Top of Entries supplied
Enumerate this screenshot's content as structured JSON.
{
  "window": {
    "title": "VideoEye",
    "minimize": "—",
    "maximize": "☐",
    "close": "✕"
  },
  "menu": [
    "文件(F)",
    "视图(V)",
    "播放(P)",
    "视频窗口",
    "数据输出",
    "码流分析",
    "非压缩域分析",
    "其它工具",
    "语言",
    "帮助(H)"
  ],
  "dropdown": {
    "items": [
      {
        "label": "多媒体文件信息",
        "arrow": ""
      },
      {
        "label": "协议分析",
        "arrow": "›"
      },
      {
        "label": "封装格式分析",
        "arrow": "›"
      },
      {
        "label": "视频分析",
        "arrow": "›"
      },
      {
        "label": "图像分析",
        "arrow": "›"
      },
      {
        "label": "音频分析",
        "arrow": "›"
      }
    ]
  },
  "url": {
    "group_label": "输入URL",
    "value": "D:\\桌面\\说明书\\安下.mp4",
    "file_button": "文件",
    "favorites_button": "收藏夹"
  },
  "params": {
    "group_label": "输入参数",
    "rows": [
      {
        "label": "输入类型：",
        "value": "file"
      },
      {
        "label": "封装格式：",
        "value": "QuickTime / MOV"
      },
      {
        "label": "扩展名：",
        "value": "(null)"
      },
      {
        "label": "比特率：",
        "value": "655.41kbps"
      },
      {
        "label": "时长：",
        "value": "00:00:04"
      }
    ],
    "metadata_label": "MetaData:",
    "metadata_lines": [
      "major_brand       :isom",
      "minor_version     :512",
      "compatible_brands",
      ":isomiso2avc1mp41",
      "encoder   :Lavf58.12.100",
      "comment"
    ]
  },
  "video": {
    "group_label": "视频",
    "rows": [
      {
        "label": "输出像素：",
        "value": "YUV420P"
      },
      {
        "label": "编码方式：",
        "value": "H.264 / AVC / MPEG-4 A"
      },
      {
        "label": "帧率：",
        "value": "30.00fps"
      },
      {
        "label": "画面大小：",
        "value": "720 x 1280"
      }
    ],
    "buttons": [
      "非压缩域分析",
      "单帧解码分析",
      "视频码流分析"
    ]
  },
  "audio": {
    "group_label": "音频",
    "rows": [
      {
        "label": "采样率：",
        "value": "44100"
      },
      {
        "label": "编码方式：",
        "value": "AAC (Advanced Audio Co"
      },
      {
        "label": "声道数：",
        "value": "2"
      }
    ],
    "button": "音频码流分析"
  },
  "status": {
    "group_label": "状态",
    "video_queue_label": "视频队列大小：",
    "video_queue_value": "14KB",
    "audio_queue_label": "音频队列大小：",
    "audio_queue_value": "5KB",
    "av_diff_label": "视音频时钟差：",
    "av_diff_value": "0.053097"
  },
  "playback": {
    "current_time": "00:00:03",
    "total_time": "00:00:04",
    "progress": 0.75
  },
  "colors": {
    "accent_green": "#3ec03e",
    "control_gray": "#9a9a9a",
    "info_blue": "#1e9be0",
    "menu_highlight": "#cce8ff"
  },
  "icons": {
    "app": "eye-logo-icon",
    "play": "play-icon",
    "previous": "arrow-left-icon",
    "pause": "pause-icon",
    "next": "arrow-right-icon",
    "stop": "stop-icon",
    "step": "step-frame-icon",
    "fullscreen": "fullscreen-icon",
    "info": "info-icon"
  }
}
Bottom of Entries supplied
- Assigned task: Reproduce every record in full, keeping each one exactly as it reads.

- Response for this exercise:
Enumerate this screenshot's content as structured JSON.
{
  "window": {
    "title": "VideoEye",
    "minimize": "—",
    "maximize": "☐",
    "close": "✕"
  },
  "menu": [
    "文件(F)",
    "视图(V)",
    "播放(P)",
    "视频窗口",
    "数据输出",
    "码流分析",
    "非压缩域分析",
    "其它工具",
    "语言",
    "帮助(H)"
  ],
  "dropdown": {
    "items": [
      {
        "label": "多媒体文件信息",
        "arrow": ""
      },
      {
        "label": "协议分析",
        "arrow": "›"
      },
      {
        "label": "封装格式分析",
        "arrow": "›"
      },
      {
        "label": "视频分析",
        "arrow": "›"
      },
      {
        "label": "图像分析",
        "arrow": "›"
      },
      {
        "label": "音频分析",
        "arrow": "›"
      }
    ]
  },
  "url": {
    "group_label": "输入URL",
    "value": "D:\\桌面\\说明书\\安下.mp4",
    "file_button": "文件",
    "favorites_button": "收藏夹"
  },
  "params": {
    "group_label": "输入参数",
    "rows": [
      {
        "label": "输入类型：",
        "value": "file"
      },
      {
        "label": "封装格式：",
        "value": "QuickTime / MOV"
      },
      {
        "label": "扩展名：",
        "value": "(null)"
      },
      {
        "label": "比特率：",
        "value": "655.41kbps"
      },
      {
        "label": "时长：",
        "value": "00:00:04"
      }
    ],
    "metadata_label": "MetaData:",
    "metadata_lines": [
      "major_brand       :isom",
      "minor_version     :512",
      "compatible_brands",
      ":isomiso2avc1mp41",
      "encoder   :Lavf58.12.100",
      "comment"
    ]
  },
  "video": {
    "group_label": "视频",
    "rows": [
      {
        "label": "输出像素：",
        "value": "YUV420P"
      },
      {
        "label": "编码方式：",
        "value": "H.264 / AVC / MPEG-4 A"
      },
      {
        "label": "帧率：",
        "value": "30.00fps"
      },
      {
        "label": "画面大小：",
        "value": "720 x 1280"
      }
    ],
    "buttons": [
      "非压缩域分析",
      "单帧解码分析",
      "视频码流分析"
    ]
  },
  "audio": {
    "group_label": "音频",
    "rows": [
      {
        "label": "采样率：",
        "value": "44100"
      },
      {
        "label": "编码方式：",
        "value": "AAC (Advanced Audio Co"
      },
      {
        "label": "声道数：",
        "value": "2"
      }
    ],
    "button": "音频码流分析"
  },
  "status": {
    "group_label": "状态",
    "video_queue_label": "视频队列大小：",
    "video_queue_value": "14KB",
    "audio_queue_label": "音频队列大小：",
    "audio_queue_value": "5KB",
    "av_diff_label": "视音频时钟差：",
    "av_diff_value": "0.053097"
  },
  "playback": {
    "current_time": "00:00:03",
    "total_time": "00:00:04",
    "progress": 0.75
  },
  "colors": {
    "accent_green": "#3ec03e",
    "control_gray": "#9a9a9a",
    "info_blue": "#1e9be0",
    "menu_highlight": "#cce8ff"
  },
  "icons": {
    "app": "eye-logo-icon",
    "play": "play-icon",
    "previous": "arrow-left-icon",
    "pause": "pause-icon",
    "next": "arrow-right-icon",
    "stop": "stop-icon",
    "step": "step-frame-icon",
    "fullscreen": "fullscreen-icon",
    "info": "info-icon"
  }
}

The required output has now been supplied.